At that point, Millman was working at Johnny D's but had started to ponder the idea of booking a smaller room. "I was really intrigued; I'd never had that before," she says, reached by phone. "If I get 85 people, it's a sell-out. I should be able to do that, no problem. Now, it doesn't work every night, but it was a different kind of challenge for me."

Under Millman's tutelage, Atwood's has become a place where you can catch established acts like the Bottle Rockets, John Doe, and the Waco Brothers, and have a chance to see up-and-comers just starting to make a name for themselves (Andrew Combs, Daniel Romano, Whitney Rose, and the Cactus Blossoms are a few who have played there in just the last year).


It's already an impressive track record, and the result of a team effort, Millman says. "I feel like I'm expanding on what Patrick and Ryan created because, honestly, I walked into a really good situation. People think very highly of that room locally, and I pretty much figured, because of the way they treat the artists, that anybody who came in nationally was going to leave and love it, and that's exactly what has happened."

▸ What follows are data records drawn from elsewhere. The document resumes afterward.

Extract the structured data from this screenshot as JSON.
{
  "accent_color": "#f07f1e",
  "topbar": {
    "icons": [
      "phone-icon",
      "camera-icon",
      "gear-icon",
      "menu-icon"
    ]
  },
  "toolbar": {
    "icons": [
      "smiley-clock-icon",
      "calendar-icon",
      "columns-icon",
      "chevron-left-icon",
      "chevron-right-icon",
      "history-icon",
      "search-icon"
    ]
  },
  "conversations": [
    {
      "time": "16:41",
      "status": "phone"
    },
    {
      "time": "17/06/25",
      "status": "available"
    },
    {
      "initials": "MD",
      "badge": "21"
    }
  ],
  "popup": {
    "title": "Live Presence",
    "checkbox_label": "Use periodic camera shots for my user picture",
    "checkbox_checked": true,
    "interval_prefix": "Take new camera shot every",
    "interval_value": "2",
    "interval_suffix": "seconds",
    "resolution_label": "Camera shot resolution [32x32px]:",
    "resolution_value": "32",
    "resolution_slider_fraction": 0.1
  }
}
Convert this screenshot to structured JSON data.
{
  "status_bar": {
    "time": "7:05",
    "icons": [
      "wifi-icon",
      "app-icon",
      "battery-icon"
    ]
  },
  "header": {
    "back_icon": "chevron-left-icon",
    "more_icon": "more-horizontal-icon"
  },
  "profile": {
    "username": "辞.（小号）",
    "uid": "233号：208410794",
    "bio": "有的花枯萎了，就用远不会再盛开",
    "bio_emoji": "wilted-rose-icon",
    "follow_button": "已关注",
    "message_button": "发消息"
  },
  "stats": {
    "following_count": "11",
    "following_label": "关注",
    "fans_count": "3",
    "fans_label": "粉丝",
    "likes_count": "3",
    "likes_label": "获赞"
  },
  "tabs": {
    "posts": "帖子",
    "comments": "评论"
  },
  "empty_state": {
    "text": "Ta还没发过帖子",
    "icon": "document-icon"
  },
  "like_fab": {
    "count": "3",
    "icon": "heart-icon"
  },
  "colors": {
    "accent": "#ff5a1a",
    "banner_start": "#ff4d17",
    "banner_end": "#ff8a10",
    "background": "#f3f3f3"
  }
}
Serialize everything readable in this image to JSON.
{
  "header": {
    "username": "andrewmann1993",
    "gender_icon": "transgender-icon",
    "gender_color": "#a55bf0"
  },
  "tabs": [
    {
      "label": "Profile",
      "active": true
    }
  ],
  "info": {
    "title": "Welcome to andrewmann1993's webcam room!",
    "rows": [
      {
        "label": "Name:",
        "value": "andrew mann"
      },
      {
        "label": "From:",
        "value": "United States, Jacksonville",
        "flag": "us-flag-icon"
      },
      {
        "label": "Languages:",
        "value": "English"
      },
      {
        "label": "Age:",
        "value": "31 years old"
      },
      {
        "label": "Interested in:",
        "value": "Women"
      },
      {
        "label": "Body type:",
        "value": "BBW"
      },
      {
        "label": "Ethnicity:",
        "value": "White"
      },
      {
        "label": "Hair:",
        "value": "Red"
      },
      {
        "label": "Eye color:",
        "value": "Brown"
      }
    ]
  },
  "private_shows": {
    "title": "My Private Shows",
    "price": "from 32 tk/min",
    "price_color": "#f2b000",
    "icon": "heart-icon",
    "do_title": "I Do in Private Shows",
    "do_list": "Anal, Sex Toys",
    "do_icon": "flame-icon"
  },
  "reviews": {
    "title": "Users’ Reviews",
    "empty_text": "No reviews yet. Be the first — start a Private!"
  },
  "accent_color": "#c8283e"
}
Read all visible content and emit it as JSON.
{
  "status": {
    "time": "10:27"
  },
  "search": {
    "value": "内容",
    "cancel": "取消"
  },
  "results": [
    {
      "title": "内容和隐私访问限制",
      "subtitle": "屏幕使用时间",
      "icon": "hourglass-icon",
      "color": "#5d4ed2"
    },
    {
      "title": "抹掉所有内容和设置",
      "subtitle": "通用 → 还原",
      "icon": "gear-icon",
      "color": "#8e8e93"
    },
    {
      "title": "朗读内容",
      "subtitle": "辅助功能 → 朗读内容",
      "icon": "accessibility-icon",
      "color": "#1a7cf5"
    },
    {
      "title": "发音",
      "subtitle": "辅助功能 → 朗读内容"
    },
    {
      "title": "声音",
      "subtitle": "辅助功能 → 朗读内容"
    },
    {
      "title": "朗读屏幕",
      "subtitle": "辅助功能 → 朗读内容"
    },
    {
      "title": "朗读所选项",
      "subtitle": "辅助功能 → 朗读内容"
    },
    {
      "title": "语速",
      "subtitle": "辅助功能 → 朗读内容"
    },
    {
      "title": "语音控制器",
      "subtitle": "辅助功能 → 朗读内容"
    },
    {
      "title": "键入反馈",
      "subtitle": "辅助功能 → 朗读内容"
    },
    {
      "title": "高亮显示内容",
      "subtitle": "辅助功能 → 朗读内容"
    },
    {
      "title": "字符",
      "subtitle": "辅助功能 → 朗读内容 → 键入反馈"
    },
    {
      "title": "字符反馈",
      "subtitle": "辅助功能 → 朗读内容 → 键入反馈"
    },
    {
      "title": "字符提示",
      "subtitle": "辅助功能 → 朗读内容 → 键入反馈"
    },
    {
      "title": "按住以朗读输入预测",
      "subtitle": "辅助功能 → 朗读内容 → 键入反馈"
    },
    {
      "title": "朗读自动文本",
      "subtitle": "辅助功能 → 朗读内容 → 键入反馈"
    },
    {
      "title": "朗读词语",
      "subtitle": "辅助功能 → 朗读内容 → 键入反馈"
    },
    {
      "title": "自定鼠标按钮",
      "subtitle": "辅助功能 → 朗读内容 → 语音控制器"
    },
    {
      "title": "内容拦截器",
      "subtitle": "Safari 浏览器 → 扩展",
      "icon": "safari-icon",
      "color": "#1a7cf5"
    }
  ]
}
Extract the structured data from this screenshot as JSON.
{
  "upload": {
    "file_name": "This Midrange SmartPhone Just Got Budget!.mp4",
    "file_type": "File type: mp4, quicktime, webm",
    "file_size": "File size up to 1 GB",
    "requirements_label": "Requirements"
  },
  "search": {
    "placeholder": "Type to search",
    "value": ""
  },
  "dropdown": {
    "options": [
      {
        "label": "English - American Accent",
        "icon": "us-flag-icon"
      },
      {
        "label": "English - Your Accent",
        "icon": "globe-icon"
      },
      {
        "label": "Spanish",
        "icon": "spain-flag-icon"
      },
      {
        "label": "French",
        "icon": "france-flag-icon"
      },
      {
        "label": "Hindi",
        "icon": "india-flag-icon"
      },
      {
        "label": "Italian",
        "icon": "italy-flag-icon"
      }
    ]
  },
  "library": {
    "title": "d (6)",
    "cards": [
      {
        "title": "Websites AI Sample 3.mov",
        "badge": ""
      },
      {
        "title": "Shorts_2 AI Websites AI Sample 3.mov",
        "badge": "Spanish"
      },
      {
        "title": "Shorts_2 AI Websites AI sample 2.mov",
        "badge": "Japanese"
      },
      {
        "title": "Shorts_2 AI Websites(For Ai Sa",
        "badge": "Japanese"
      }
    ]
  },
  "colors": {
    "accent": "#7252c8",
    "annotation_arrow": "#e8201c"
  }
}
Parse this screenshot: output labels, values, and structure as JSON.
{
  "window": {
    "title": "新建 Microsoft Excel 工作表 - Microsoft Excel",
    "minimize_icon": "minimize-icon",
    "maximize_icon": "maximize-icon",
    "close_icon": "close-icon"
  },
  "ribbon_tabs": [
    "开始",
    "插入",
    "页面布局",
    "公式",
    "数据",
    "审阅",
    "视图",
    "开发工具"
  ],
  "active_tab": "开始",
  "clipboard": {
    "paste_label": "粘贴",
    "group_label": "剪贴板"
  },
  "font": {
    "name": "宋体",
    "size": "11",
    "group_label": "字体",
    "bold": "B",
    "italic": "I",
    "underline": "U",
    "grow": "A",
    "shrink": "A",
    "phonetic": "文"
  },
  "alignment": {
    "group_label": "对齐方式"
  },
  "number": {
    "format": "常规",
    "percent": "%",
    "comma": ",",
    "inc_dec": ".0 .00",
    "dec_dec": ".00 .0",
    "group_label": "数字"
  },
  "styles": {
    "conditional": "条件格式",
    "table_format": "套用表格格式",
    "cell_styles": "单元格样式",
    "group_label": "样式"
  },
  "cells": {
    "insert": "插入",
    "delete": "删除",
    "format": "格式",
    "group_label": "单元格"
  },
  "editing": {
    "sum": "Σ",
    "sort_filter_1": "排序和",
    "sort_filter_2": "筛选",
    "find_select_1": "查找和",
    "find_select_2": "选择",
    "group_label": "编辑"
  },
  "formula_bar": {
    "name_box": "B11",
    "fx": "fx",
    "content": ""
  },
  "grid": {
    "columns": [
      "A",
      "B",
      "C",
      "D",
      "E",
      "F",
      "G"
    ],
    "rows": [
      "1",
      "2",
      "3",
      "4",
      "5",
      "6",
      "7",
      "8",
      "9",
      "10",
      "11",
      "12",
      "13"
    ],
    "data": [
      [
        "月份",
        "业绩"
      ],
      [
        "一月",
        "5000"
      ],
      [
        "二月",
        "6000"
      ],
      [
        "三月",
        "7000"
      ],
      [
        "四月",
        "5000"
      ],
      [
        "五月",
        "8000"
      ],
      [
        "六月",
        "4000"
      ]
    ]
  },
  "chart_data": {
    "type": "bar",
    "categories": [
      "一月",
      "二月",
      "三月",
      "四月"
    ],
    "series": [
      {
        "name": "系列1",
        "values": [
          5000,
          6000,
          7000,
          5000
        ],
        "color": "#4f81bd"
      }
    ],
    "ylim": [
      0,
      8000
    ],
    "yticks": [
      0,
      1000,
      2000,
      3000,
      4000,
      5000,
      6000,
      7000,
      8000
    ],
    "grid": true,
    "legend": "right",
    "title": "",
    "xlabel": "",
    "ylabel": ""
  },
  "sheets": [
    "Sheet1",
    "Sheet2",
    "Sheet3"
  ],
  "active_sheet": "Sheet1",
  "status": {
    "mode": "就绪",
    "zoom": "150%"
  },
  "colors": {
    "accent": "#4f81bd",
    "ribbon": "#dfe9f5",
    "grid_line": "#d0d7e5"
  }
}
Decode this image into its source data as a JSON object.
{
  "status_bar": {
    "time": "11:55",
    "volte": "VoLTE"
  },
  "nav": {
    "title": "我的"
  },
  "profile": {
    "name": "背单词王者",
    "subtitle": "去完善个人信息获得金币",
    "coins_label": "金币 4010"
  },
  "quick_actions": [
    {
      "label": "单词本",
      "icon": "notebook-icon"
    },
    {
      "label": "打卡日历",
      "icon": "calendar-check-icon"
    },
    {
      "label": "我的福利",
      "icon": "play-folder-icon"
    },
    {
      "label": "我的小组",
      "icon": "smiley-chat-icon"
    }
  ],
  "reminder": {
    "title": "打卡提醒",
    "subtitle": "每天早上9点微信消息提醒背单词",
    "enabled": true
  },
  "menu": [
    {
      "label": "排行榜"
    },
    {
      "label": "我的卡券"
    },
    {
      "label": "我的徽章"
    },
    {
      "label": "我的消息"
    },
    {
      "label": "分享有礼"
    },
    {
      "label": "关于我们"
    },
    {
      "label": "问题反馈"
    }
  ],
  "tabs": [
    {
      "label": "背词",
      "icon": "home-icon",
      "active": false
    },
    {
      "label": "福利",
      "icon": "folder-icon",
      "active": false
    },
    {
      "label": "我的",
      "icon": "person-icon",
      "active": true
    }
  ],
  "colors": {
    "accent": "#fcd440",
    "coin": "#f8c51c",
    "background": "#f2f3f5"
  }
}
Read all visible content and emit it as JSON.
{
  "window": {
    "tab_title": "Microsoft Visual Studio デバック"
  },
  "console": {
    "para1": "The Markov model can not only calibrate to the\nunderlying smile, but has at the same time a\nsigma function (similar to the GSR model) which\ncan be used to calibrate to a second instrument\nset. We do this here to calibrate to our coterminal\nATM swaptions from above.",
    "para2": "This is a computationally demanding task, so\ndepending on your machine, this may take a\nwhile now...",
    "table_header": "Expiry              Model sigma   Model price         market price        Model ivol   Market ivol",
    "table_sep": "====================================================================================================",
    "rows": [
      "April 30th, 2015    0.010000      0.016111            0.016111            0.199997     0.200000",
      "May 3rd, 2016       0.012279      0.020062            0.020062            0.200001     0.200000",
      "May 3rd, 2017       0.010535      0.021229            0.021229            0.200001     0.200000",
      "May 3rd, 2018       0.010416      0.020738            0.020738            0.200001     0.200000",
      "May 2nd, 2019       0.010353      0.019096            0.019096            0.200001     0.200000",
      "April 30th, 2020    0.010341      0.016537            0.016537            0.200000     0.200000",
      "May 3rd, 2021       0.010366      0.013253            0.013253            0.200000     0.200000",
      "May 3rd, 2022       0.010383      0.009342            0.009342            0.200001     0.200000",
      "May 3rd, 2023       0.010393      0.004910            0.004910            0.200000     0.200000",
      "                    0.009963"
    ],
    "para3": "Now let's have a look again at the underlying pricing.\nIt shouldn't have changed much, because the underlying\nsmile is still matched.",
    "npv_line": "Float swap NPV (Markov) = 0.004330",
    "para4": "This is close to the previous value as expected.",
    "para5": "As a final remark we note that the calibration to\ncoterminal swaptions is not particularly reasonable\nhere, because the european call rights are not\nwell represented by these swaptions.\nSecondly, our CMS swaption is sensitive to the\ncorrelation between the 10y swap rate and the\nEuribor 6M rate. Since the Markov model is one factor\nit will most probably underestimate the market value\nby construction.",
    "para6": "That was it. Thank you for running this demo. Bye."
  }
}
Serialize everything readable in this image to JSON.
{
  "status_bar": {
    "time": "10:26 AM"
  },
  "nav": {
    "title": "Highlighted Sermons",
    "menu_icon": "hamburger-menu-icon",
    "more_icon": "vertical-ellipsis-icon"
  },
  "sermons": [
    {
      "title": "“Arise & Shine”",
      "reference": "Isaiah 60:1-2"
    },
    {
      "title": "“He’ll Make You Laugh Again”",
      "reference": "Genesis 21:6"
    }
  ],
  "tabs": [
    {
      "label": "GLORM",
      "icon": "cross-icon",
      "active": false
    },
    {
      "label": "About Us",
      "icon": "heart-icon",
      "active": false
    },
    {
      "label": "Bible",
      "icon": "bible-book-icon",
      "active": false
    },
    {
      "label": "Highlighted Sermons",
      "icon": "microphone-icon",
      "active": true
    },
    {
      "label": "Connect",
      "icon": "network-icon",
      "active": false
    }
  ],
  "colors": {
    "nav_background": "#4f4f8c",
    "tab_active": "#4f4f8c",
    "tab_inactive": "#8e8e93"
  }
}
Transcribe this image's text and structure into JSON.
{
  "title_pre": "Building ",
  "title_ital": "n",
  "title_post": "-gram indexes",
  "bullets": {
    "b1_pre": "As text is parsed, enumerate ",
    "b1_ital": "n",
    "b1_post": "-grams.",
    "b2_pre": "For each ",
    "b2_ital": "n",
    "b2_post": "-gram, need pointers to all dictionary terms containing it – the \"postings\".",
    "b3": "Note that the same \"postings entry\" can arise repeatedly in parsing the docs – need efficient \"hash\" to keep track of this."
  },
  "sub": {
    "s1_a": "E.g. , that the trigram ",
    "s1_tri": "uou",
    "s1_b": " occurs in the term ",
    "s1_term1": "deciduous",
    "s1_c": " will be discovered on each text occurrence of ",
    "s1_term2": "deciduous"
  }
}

Levine echoes that sentiment. When asked what he finds most distinctive about the venue, he responds that "like any place or business, it's the people; those guys make it really comfortable for people to come in and play and they really support original music and live music. They've obviously gone out of their way to make music a big part of the place, and you feel it."

Ten years in, "we like what we're doing, and we want to just keep doing it," says Magee. "We think there's always going to be a place for people to have good food, good drinks, and good music in a small, cozy neighborhood environment. If we're doing the same thing in 10 years that we're doing now, we're going to be happy."

10th Anniversary Shows

At Atwood's Tavern, Cambridge, Monday through Sunday; 617-864-2792; www.atwoodstavern.com


Stuart Munro can be reached at sj.munro@verizon.net.